- _Task statement_
Select all lines in the records that include "reviews".

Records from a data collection
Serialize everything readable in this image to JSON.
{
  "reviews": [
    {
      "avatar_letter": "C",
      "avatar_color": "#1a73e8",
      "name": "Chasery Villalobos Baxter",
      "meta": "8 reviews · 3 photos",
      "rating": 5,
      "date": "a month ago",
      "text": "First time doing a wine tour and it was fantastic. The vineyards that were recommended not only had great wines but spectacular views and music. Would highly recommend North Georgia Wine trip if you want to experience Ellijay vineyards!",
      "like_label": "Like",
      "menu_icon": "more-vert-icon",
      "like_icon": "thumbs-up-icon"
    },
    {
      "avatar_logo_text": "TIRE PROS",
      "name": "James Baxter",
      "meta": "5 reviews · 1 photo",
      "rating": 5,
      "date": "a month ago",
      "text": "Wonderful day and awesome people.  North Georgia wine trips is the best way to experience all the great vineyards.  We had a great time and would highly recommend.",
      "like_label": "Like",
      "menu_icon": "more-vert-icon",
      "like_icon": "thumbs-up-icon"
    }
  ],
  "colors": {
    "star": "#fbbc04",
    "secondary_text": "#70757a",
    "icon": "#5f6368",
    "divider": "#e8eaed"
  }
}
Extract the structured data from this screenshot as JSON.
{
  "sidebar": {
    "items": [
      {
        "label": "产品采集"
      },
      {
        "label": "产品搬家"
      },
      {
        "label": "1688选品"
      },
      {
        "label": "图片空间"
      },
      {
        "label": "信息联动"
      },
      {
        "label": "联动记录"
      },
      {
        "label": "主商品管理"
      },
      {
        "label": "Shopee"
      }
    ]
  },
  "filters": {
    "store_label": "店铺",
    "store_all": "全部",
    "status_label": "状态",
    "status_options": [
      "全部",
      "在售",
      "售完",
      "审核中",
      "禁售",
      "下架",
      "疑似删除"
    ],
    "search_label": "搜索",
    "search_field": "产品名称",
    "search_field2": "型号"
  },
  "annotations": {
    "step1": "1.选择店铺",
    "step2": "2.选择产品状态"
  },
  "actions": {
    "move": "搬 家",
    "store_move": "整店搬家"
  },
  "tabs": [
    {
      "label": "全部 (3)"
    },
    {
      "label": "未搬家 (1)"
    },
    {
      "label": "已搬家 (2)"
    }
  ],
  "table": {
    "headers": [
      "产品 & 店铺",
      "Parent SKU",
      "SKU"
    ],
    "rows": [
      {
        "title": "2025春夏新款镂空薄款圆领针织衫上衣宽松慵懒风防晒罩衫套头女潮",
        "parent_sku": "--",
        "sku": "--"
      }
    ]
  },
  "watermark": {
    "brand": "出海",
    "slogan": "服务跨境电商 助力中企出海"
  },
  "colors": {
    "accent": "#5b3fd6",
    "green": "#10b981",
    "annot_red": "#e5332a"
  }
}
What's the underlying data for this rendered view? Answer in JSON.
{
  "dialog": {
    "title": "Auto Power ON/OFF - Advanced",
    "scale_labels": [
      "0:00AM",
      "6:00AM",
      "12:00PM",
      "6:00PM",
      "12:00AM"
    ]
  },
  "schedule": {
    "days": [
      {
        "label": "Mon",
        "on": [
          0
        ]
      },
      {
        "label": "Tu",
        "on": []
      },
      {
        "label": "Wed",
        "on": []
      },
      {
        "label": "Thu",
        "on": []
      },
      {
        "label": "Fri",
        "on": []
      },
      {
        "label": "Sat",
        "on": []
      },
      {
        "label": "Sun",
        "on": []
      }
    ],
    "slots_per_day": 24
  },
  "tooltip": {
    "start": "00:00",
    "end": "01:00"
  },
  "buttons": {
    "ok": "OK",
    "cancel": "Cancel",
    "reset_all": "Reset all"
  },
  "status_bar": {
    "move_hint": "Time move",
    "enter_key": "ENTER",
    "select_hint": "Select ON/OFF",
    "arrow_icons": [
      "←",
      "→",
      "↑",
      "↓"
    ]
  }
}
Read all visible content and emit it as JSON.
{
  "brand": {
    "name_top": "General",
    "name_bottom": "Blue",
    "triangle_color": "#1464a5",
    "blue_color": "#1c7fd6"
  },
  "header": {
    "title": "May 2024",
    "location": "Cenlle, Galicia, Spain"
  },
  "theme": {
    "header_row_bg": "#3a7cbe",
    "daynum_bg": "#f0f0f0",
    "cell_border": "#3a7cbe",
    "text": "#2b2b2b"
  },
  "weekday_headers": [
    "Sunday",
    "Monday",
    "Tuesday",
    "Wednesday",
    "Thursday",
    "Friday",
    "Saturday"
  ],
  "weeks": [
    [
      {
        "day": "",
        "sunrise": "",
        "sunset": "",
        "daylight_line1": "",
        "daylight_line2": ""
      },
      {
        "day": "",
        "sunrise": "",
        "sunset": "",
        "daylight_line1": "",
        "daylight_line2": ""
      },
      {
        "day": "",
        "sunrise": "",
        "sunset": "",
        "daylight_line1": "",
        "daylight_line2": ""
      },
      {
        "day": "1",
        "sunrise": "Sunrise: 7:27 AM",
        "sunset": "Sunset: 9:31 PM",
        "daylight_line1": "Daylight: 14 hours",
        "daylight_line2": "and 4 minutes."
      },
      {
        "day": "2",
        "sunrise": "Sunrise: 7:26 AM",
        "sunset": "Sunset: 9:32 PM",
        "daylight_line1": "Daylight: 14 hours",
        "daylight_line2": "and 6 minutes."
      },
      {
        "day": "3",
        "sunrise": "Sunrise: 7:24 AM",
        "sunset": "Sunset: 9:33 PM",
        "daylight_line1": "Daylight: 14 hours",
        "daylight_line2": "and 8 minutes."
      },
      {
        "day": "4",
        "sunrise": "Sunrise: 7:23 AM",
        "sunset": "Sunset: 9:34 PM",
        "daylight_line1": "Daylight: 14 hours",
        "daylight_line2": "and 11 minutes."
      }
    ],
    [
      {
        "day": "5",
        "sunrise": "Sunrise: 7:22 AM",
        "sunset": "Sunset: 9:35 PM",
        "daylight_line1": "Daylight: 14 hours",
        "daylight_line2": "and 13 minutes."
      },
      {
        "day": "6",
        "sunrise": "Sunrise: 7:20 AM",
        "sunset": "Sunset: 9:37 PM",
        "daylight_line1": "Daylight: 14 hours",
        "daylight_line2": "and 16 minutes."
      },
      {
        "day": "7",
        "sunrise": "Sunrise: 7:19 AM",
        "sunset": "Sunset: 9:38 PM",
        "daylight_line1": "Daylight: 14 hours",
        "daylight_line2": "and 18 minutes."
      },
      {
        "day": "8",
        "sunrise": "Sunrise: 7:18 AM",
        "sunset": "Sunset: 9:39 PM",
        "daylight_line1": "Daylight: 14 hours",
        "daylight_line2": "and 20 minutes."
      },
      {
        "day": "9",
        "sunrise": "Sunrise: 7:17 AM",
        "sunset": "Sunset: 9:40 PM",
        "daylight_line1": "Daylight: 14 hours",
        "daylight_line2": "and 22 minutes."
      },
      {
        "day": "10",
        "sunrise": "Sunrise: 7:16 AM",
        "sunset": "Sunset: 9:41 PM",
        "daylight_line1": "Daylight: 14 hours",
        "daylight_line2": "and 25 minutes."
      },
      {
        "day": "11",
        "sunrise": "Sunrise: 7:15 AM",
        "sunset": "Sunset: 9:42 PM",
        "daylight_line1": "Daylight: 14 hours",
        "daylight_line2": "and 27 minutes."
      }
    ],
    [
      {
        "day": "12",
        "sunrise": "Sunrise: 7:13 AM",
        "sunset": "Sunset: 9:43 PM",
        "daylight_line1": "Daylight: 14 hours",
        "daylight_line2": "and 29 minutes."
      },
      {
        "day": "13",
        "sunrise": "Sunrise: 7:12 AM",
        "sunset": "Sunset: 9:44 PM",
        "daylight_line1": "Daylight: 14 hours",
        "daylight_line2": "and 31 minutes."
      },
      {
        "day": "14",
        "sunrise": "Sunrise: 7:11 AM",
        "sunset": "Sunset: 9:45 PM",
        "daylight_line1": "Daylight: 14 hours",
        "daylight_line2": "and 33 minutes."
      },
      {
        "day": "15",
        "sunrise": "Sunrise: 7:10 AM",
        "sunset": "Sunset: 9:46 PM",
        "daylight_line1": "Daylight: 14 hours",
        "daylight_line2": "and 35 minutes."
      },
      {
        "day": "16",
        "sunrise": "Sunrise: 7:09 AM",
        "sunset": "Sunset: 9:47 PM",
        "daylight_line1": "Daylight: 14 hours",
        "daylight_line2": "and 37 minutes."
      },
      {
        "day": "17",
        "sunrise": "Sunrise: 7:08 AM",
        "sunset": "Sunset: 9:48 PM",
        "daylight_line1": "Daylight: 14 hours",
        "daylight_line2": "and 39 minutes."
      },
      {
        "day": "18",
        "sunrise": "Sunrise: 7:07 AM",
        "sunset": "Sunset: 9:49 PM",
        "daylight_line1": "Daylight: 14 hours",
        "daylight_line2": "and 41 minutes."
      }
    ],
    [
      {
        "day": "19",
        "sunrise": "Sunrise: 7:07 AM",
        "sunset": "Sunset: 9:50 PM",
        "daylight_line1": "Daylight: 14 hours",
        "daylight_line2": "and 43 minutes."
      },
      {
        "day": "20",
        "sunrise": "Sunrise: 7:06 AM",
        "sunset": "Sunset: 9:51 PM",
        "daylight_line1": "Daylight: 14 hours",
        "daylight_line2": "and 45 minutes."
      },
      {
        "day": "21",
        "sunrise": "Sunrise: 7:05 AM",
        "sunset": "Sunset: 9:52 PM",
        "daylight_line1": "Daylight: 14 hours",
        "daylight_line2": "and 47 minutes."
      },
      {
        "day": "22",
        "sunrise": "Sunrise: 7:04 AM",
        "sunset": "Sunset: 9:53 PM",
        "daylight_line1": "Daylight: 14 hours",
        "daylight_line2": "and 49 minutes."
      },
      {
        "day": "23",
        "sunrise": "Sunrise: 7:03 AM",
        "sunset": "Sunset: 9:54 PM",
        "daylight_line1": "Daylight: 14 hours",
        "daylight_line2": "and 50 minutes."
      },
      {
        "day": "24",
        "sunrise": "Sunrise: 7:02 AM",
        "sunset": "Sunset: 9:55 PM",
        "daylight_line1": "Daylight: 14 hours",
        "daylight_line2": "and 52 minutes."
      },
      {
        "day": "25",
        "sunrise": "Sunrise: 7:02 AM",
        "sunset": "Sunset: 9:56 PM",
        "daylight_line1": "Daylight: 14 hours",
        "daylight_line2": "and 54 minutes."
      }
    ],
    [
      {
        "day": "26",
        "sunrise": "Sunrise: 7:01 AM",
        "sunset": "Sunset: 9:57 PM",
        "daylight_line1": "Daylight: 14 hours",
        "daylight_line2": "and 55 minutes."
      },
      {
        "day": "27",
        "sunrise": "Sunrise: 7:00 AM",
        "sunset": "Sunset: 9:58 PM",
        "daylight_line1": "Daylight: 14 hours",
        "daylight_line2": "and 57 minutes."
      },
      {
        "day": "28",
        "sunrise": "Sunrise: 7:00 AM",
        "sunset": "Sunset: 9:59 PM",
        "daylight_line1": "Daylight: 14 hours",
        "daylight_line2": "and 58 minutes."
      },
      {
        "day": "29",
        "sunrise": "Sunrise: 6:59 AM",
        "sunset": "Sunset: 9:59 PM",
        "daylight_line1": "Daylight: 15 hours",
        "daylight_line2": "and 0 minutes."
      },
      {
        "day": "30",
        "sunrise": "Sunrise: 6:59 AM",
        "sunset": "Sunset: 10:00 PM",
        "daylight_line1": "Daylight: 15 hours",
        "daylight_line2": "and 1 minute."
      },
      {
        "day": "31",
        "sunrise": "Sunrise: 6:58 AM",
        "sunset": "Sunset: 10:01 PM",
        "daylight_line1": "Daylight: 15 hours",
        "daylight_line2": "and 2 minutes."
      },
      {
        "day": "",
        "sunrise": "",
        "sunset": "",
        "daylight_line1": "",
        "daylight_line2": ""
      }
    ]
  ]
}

- _Output of the task_
  "reviews": [
      "meta": "8 reviews · 3 photos",
      "meta": "5 reviews · 1 photo",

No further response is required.